Below I have summarised the notes on Archetypes for my own understanding and the notes on the hero which I will reduce further for the presentation.
Employed by psychologist Carl G. Jung the term archetypes means ancient patterns of personality.
Jung was a Swiss psychologist
Argument: Jung believed you were born with a set of archetypes rather than a blank state or influenced by environment or experiences. Necessarily true?
Collective conscious – fundamental sociological concept referring to set of shared beliefs, ideas, attitudes, and knowledge that are common to a social group or society
Fairy tale’s and myths are like the dreams of an entire culture.
The concept of archetypes is an indispensable tool for understanding the purpose or function of characters in a story.
Joseph Campbell believed the archetypes to be biological, built into the wiring of every human being.
In reference to story, Vogler first believed an archetype was a fixed role a character would play exclusively throughout a story, once a mentor, always a mentor. Working as a films consultant for Disney, his views changed to view the archetypes as temporary functions. This observation coming from Vladamir Propp, who’s book, Morphology of the Folktale, analyses Motifs and recurrent patterns in hundreds of Russian tales.
This view can ‘liberate storytelling,’ ‘the archetypes can be thought of as masks worn by characters temporarily to advance the story’
Facets of the Hero’s personality
Alternative view of Archetypes are facets of the hero’s personality. Possibilities for the hero for good or bad. The hero will learn from other characters and may adapt their traits.
They can also possibly be viewed as personified symbols of various human qualities e.g arcana cards of the tarot which stand for aspects of the complete human personality.
Most Common and useful Archetypes
Some of the most useful archetypes, ones you can’t tell stories without are
Hero, Mentor, Threshold Guardian, Herald, Shapeshifter, Shadow, Ally and the Trickster
There are of course many more archetypes; as many as human qualities to dramatise in stories e.g the fairy godmother or the greedy innkeeper, these characters perform specialised functions. These specialised character types differentiate based on genre such as having a ‘whore with a heart of Gold.’ These are only variants and refinements of archetypes. Two questions helpful for a writer trying to identify the nature of an archetype
- What psychological function or part of the personality does it represent?
- What is its dramatic function in a story?
In Greek Hero means ‘to protect and serve’
A Hero sacrifices their own needs on behalf of others, at the root the idea of Hero is connected with self sacrifice.
The Hero represents what Freud called the hero, the part that considers itself distinct from the rest of the human race. A here will be able to transcend the bounds and illusions of the ego but at first heroes are entirely ego.

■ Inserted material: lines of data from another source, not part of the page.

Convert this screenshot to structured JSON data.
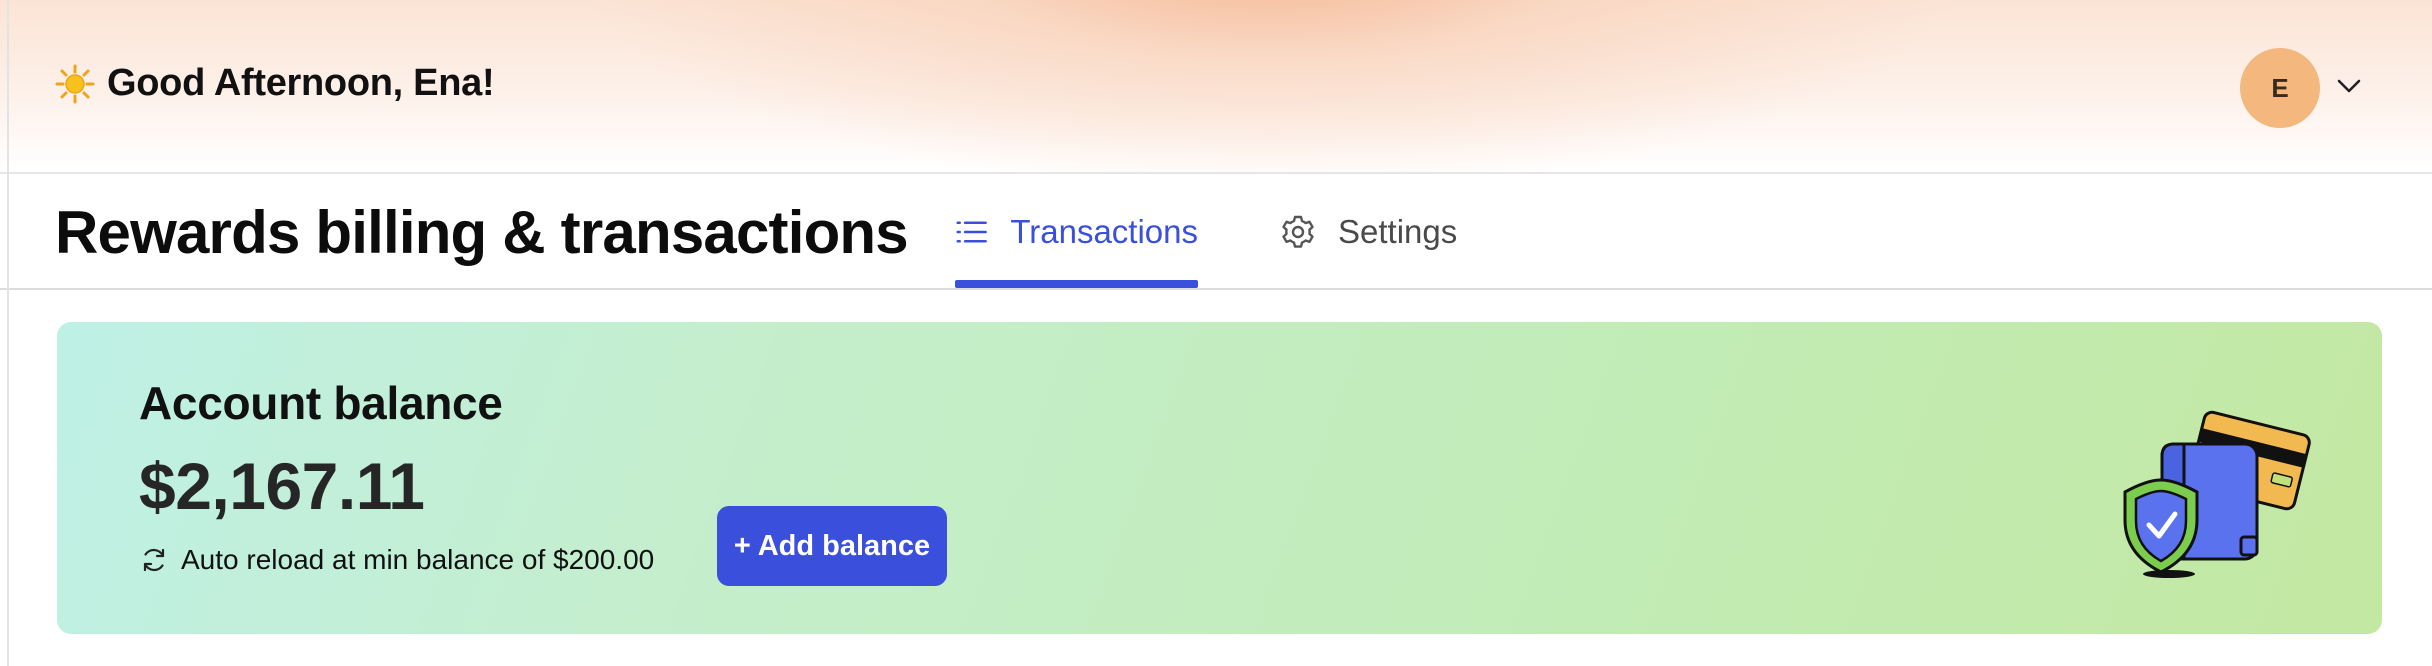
{
  "header": {
    "greeting": "Good Afternoon, Ena!",
    "greeting_icon": "sun-icon",
    "avatar_initial": "E",
    "avatar_color": "#f4b87e",
    "menu_icon": "chevron-down-icon"
  },
  "page": {
    "title": "Rewards billing & transactions",
    "tabs": [
      {
        "label": "Transactions",
        "icon": "list-icon",
        "active": true
      },
      {
        "label": "Settings",
        "icon": "gear-icon",
        "active": false
      }
    ],
    "accent_color": "#3a4fdc"
  },
  "balance_card": {
    "title": "Account balance",
    "amount": "$2,167.11",
    "auto_reload_text": "Auto reload at min balance of $200.00",
    "auto_reload_icon": "refresh-icon",
    "add_button_label": "+ Add balance",
    "illustration": "wallet-shield-illustration"
  }
}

The Hero archetype represents the ego’s search for identity and wholeness. In the quest to explore our own minds we meet many different archetypes through others. The psychological task we all face is to integrate these separate parts into one complete, balanced entity.
The hero is the views window into the story, they are invited in the early stages to identify with the hero, this is done by giving the hero universal and unique characteristics.
Desire to be loved, to succeed, be free etc.
We want to be the hero; we project ourselves into their psyche.
Heroes should have universal qualities that we as people have experienced.
They must also be unique often achieved through with flaws or unpredictability.
Self-conflict interests an audience such as a character torn by love and duty. The combination of positive attributes and flaws make a hero one of a kind and relatable.
The main character of as story is usually the one who grows the most during the story. Heroes overcome obstacles and achieve goals, they also gain new knowledge and wisdom.
Heroes are usually the most active person in the script, their desires drive most stories forward. A common flaw in screenplays is when the hero becomes passive and is saved by an outside force, the should be in control of his own fate, they should make perform the decisive action of the story, one that requires taking the most risk or responsibility.
Heroes need not be strong or brave, the true mark of a hero is their willingness to give up something of value, perhaps even their own life, on behalf of an ideal or group.
Dealing with death
At the heart of stories with confrontation there is death, if not death the hero will face high stake in which they succeed or fail. Heroes show us how to deal with deal, if they survive they show it isn’t so tough, they may die symbolically showing that death can be transcended. A hero’s death is when they offer their own lives for a cause, ideal or group. Heroism is show when heroes accept the possibility of sacrifice, those who does this are the most effective heroes.
Heroism in other archetypes
Heroism can come from any character not just the protagonist. (examples)
Flaws allow us to recognize ourselves in the hero, the more weakness’, imperfections or quirks a hero has the more we can.
Flaws can give a character somewhere to go, the ‘character arc’ in which a character develops from condition A to Z allows a character to grow past their flaws. A hero is often be placed with having a deficiency, having a missing piece from their life, this is often represented through the death of a parent which sets a nervous energy of the story in motion not to be stopped until balanced is restored by the creation of a new family.
In Most modern stories have the it is the hero’s personality that needs to be retried after loss, the missing piece in their life could be critical to their personality. Audiences love watching heroes grapple then overcome personality problems.